What you need to do: Return all lines of the data in which the string "glycosylation" occurs.

Data extract:
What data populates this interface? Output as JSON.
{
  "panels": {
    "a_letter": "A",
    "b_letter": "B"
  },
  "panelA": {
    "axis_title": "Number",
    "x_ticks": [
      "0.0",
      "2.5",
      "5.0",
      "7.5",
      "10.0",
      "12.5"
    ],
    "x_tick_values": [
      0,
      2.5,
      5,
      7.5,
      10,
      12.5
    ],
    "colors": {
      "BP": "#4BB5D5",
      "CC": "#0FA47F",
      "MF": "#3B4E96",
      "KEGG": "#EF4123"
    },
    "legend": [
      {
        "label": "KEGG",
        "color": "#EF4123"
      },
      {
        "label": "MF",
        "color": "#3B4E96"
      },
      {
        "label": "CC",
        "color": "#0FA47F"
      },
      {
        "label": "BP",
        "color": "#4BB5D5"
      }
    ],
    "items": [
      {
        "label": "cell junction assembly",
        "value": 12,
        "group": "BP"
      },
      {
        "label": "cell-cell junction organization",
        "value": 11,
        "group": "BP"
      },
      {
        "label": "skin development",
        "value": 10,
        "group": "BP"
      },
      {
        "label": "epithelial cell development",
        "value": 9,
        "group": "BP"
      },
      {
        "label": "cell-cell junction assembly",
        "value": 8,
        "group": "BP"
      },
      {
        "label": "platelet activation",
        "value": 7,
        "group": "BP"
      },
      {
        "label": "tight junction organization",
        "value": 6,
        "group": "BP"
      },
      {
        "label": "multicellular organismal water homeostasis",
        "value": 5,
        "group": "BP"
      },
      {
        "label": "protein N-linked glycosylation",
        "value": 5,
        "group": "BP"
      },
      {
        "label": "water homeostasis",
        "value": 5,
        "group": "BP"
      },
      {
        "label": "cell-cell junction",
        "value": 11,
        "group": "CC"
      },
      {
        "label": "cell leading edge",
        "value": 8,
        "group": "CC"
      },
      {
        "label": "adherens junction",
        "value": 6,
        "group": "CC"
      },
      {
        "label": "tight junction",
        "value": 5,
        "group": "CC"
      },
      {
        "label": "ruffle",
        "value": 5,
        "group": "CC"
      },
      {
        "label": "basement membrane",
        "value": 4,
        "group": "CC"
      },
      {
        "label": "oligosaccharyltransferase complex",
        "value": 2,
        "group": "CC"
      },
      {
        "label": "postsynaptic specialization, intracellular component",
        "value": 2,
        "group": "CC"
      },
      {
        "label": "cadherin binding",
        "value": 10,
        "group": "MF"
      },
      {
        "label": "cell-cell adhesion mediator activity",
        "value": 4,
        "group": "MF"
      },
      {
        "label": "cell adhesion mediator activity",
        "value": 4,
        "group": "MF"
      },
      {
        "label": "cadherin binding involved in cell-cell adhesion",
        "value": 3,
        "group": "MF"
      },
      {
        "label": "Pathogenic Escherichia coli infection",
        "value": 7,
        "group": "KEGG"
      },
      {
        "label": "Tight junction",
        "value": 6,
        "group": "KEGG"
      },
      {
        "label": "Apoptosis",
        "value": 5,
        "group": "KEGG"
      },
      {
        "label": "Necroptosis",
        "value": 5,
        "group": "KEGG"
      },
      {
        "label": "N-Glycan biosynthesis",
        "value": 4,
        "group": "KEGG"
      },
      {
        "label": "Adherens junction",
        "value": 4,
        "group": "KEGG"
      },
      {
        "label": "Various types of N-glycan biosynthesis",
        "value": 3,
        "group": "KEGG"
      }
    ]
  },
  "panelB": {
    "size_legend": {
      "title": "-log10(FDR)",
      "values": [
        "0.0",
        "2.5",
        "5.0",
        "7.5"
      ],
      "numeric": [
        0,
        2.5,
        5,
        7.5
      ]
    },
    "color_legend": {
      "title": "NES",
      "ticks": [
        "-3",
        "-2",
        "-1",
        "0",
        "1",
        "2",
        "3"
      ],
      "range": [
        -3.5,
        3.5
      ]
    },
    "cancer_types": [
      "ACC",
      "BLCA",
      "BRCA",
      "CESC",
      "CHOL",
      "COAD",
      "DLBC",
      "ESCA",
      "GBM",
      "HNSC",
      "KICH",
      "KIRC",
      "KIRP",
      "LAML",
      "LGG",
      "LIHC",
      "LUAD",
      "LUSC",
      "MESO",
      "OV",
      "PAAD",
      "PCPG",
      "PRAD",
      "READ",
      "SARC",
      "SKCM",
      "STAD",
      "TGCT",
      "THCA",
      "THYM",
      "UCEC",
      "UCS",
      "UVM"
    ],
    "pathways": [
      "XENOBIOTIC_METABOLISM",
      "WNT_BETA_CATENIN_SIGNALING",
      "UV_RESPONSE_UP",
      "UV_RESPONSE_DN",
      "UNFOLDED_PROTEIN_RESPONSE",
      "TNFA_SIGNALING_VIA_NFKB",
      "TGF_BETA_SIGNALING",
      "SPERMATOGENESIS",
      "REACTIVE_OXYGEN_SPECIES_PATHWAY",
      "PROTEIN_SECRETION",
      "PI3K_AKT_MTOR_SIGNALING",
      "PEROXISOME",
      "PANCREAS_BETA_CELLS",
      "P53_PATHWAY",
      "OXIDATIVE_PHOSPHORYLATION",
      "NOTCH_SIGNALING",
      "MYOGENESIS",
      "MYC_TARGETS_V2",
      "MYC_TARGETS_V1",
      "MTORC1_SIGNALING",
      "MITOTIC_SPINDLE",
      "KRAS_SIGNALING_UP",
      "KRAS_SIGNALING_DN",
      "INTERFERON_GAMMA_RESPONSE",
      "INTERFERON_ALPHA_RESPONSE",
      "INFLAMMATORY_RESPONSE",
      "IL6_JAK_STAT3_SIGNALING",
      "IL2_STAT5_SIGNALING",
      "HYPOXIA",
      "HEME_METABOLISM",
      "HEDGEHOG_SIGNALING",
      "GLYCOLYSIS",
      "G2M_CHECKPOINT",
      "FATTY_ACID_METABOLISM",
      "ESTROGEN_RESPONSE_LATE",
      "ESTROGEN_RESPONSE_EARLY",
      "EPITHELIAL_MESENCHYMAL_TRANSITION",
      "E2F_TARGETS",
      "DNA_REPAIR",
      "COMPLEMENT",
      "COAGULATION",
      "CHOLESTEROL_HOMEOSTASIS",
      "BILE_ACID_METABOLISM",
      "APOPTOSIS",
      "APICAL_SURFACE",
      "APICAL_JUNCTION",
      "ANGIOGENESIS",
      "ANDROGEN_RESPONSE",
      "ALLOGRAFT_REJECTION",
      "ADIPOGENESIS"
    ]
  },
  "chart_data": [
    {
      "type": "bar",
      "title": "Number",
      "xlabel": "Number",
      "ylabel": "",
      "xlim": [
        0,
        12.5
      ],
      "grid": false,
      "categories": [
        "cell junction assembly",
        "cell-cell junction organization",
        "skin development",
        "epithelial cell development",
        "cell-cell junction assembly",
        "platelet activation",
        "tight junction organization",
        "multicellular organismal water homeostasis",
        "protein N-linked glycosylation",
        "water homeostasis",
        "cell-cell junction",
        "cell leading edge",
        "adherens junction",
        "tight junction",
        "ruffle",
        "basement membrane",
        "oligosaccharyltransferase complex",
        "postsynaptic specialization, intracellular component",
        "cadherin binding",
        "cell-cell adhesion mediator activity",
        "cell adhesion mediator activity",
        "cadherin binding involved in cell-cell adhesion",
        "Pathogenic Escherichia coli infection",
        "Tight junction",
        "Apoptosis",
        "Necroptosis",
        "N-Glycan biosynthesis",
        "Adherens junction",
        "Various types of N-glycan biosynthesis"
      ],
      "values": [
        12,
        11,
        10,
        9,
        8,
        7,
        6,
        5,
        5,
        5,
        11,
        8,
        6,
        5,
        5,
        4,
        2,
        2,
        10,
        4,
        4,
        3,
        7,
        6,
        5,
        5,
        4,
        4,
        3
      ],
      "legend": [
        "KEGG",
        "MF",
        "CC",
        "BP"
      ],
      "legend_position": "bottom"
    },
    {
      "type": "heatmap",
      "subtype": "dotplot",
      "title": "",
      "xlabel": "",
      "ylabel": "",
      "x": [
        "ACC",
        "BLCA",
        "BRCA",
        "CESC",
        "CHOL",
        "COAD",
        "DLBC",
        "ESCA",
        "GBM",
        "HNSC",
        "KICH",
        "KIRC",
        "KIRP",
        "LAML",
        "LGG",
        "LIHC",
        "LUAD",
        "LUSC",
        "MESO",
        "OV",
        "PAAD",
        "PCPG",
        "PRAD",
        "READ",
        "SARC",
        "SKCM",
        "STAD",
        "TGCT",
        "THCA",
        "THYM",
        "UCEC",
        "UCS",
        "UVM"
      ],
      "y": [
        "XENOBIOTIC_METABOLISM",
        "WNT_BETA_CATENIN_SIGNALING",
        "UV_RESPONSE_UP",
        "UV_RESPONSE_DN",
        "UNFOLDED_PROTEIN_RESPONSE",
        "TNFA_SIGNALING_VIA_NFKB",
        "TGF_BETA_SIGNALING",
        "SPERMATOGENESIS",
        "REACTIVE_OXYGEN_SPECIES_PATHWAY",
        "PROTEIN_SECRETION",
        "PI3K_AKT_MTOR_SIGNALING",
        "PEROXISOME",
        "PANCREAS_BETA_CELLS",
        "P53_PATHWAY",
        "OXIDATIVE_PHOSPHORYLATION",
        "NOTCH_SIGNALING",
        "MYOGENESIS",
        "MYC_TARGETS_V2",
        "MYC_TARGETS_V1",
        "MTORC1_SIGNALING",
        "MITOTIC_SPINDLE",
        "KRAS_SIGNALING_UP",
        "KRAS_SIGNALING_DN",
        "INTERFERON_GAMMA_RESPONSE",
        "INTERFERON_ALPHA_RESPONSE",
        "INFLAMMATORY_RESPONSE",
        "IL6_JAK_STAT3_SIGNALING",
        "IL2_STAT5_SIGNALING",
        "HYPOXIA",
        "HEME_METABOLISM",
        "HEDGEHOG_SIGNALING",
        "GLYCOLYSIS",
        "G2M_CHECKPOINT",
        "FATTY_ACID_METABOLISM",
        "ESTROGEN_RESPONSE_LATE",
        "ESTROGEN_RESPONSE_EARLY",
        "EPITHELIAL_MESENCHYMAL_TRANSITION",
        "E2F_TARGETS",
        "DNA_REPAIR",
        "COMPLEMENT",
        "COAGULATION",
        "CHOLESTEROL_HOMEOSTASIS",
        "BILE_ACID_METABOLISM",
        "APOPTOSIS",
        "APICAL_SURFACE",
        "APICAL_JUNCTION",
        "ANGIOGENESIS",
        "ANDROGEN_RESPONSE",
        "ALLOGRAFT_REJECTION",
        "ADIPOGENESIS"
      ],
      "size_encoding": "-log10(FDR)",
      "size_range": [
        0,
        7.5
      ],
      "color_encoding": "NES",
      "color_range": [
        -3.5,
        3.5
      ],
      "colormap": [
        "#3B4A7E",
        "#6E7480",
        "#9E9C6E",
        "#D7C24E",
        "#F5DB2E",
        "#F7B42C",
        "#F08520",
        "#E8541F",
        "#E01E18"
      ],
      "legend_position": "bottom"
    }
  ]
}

Task solution:
        "label": "protein N-linked glycosylation",
        "protein N-linked glycosylation",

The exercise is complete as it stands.